WORK INSTRUCTIONS =
Write out the entries below once more, exactly, with the pictures left out.

INFORMATION SHOWN =
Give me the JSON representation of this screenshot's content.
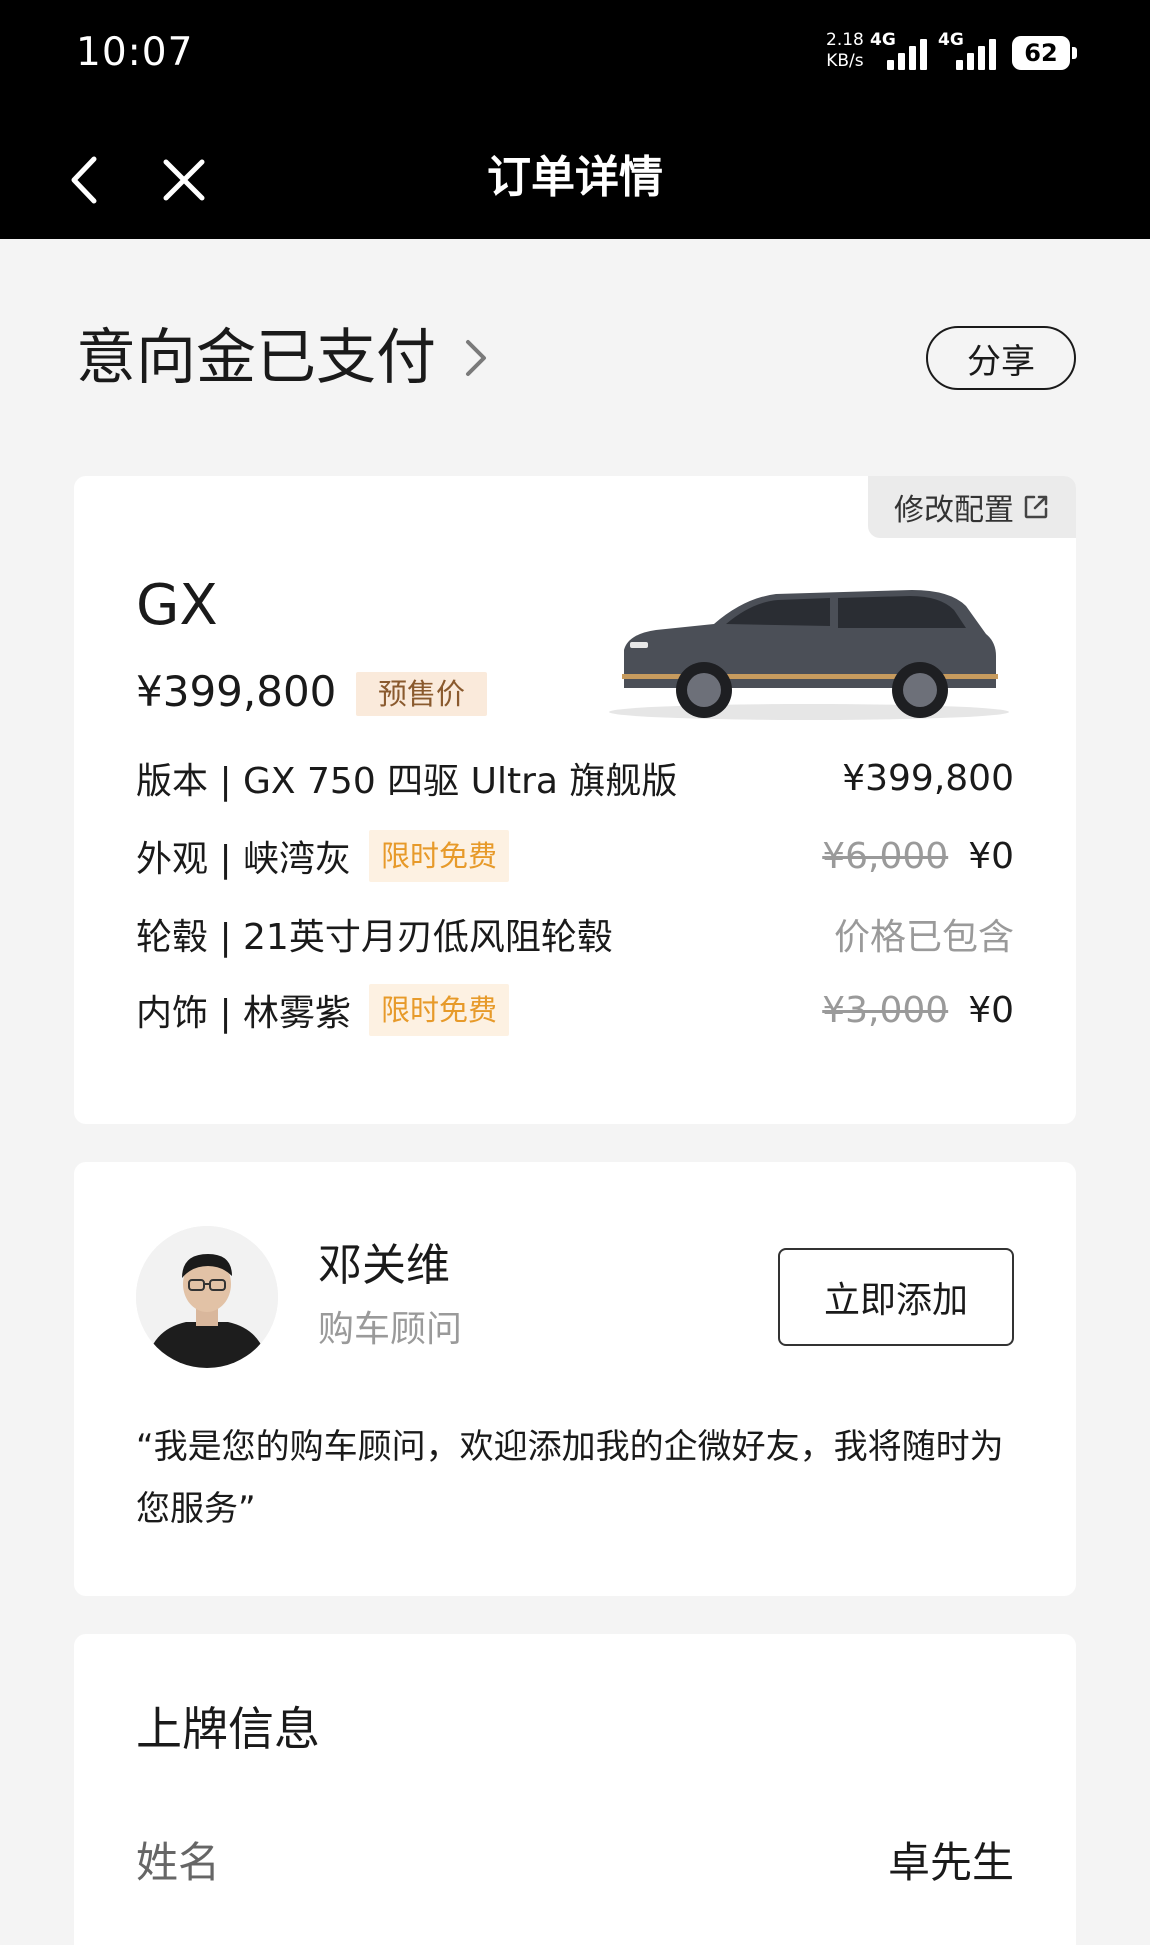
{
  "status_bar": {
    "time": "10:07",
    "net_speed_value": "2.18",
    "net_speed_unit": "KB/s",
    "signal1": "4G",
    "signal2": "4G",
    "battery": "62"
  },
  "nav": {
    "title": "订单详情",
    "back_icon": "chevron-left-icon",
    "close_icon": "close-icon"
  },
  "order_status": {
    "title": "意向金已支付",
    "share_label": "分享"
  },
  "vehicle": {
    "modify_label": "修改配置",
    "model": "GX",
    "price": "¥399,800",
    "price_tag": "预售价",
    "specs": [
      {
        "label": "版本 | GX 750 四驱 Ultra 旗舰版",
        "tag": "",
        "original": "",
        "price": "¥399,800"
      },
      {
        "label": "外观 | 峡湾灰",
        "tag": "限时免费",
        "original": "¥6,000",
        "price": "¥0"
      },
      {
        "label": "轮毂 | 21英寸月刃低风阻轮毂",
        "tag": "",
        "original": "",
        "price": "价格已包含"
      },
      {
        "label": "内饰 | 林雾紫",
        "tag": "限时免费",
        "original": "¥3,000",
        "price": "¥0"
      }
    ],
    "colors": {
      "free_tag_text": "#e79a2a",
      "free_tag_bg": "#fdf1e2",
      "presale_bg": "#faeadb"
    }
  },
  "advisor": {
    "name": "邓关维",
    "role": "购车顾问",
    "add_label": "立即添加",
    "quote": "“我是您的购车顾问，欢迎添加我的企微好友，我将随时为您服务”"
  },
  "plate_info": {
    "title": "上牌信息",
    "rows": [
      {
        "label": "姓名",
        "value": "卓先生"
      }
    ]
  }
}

OUTPUT FOR THIS TASK =
Give me the JSON representation of this screenshot's content.
{
  "status_bar": {
    "time": "10:07",
    "net_speed_value": "2.18",
    "net_speed_unit": "KB/s",
    "signal1": "4G",
    "signal2": "4G",
    "battery": "62"
  },
  "nav": {
    "title": "订单详情",
    "back_icon": "chevron-left-icon",
    "close_icon": "close-icon"
  },
  "order_status": {
    "title": "意向金已支付",
    "share_label": "分享"
  },
  "vehicle": {
    "modify_label": "修改配置",
    "model": "GX",
    "price": "¥399,800",
    "price_tag": "预售价",
    "specs": [
      {
        "label": "版本 | GX 750 四驱 Ultra 旗舰版",
        "tag": "",
        "original": "",
        "price": "¥399,800"
      },
      {
        "label": "外观 | 峡湾灰",
        "tag": "限时免费",
        "original": "¥6,000",
        "price": "¥0"
      },
      {
        "label": "轮毂 | 21英寸月刃低风阻轮毂",
        "tag": "",
        "original": "",
        "price": "价格已包含"
      },
      {
        "label": "内饰 | 林雾紫",
        "tag": "限时免费",
        "original": "¥3,000",
        "price": "¥0"
      }
    ],
    "colors": {
      "free_tag_text": "#e79a2a",
      "free_tag_bg": "#fdf1e2",
      "presale_bg": "#faeadb"
    }
  },
  "advisor": {
    "name": "邓关维",
    "role": "购车顾问",
    "add_label": "立即添加",
    "quote": "“我是您的购车顾问，欢迎添加我的企微好友，我将随时为您服务”"
  },
  "plate_info": {
    "title": "上牌信息",
    "rows": [
      {
        "label": "姓名",
        "value": "卓先生"
      }
    ]
  }
}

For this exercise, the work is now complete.